After a couple of years of stagnation prompted by an embezzlement scandal, the city council is ready to bring new leadership to the Raleigh Incubator.
The city council on Aug. 7 is expected to begin accepting offers from companies interested in running the Raleigh Incubator, a building at 900 S. Wilmington Street that housed a business and technology center.
Under a tentative plan, interested parties would have until Oct.9 to submit proposals, and Raleigh officials would pick an operator by the end of November.
The space, home to four tenants, has been without leadership since the Raleigh Business and Technology Center vacated it in 2013 after allegations of fraud. The chairman of the center’s board of directors was later arrested.
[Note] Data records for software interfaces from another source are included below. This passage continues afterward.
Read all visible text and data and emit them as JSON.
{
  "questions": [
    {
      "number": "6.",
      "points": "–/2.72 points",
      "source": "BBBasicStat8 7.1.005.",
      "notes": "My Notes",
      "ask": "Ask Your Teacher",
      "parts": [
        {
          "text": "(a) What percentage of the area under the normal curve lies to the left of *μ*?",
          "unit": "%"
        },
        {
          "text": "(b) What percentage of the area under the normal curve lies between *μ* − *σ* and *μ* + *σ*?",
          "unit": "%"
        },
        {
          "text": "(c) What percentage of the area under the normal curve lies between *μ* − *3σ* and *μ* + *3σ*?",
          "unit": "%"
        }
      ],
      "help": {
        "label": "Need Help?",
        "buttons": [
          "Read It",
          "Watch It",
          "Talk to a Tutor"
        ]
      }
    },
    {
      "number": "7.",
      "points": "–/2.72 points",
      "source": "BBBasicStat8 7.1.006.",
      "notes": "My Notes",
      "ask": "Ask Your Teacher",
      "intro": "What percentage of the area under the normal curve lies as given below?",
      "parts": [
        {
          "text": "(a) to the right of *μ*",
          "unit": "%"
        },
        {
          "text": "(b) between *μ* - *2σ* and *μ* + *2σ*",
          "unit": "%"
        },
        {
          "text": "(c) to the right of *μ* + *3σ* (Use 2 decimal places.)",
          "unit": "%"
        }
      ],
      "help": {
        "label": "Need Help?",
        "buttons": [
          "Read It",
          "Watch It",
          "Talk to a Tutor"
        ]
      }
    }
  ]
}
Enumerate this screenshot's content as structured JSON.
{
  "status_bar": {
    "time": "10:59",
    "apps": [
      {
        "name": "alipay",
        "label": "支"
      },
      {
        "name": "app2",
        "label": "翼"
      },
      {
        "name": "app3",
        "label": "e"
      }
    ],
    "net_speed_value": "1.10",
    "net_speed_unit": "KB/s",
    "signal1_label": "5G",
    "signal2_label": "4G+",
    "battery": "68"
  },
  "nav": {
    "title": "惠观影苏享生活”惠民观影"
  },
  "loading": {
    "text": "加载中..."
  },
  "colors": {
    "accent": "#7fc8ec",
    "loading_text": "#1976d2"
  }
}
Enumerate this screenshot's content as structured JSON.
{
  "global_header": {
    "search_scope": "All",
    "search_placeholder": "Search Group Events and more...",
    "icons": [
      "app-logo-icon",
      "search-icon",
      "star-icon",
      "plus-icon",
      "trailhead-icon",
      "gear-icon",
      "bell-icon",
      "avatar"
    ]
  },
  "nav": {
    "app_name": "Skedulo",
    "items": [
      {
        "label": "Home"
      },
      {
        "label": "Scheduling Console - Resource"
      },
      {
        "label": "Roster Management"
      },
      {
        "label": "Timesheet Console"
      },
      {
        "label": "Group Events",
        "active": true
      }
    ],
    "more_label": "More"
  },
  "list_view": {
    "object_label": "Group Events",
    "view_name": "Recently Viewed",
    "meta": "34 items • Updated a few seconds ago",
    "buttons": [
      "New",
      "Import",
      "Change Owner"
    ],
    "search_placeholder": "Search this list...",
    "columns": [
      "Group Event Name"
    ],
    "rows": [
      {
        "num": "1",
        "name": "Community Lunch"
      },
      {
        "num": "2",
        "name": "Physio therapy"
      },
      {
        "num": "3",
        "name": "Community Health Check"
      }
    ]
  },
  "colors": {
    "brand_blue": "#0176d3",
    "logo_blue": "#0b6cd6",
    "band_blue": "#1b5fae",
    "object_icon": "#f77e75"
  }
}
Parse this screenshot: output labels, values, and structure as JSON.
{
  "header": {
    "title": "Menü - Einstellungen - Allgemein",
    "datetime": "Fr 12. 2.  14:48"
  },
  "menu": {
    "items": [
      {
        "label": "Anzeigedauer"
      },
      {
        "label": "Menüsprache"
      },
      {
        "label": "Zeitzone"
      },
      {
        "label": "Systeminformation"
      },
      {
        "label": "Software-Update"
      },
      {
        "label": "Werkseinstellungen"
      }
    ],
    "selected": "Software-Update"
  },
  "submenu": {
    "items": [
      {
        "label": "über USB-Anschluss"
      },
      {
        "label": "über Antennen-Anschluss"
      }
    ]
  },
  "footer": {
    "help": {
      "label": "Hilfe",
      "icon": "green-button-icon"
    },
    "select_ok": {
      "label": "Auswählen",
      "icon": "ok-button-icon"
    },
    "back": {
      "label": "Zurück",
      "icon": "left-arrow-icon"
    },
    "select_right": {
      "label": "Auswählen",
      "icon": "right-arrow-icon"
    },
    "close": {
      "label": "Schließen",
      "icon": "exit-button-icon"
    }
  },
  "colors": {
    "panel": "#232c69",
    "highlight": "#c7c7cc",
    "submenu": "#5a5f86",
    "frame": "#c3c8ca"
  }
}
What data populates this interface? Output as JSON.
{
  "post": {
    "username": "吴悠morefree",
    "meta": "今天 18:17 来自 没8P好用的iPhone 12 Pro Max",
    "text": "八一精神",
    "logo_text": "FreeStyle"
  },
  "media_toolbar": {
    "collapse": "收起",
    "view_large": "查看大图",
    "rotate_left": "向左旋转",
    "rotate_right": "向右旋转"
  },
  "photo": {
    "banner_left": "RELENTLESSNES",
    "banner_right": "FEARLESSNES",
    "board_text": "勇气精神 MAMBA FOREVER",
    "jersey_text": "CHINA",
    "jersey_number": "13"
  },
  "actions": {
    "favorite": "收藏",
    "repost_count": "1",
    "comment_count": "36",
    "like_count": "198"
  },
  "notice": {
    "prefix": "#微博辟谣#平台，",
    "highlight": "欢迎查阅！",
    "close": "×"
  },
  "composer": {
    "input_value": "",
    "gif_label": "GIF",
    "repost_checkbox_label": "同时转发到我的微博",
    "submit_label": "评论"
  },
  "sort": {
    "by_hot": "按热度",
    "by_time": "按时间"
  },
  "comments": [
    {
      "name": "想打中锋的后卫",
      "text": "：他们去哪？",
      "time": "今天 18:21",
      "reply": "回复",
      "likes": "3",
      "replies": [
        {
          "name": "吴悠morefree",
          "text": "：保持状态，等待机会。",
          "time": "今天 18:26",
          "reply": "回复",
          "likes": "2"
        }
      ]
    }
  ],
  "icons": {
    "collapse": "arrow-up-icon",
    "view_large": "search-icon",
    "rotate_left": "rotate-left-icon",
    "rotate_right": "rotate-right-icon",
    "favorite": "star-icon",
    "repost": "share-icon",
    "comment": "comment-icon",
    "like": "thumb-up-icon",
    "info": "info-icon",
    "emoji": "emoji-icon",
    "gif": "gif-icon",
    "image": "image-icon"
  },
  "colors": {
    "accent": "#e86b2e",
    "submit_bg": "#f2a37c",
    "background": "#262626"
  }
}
Raleigh council members held a special work session last week to talk about how they’d like the incubator to operate under new management. Council members mostly agreed with the recommendations of city staff, which has worked with community members since last July to develop a vision for the program.
Council members said they want the incubator primarily to serve entrepreneurs in the southeast Raleigh area. Priority should be given to minorities, women and those with plans to address community challenges, they said.
The incubator should also encourage its tenants to welcome interns and people with a criminal background, Mayor Nancy McFarlane said: “I would like to see an element of paying it forward to help the community.”
The city partially funded the Raleigh Business and Technology Center while it ran the building, but pulled funding and evicted the group after the scandal.
City leaders must decide how much to fund the new operation, and for how long. Council members agreed with a recommendation by community leaders that the incubator should someday be self-sustaining but disagreed on how long they should support it. Raleigh spends about $121,000 for overhead and collects $26,000 in rent.
The council agreed that the city may need to spend money upgrading the building to make it attractive and suitable for ambitious, tech-savvy small business leaders.
“We’re going to have to make sure … the guts of it can support the operation,” Councilman Wayne Maiorano said.
The building “does not scream innovation or anything like that right now,” said James Sauls, Raleigh’s economic development manager.
Community members recommend the city review the incubator’s budget monthly and audit its finances annually. A city auditor in 2013 found unexplained cashier’s checks and payments to tenants.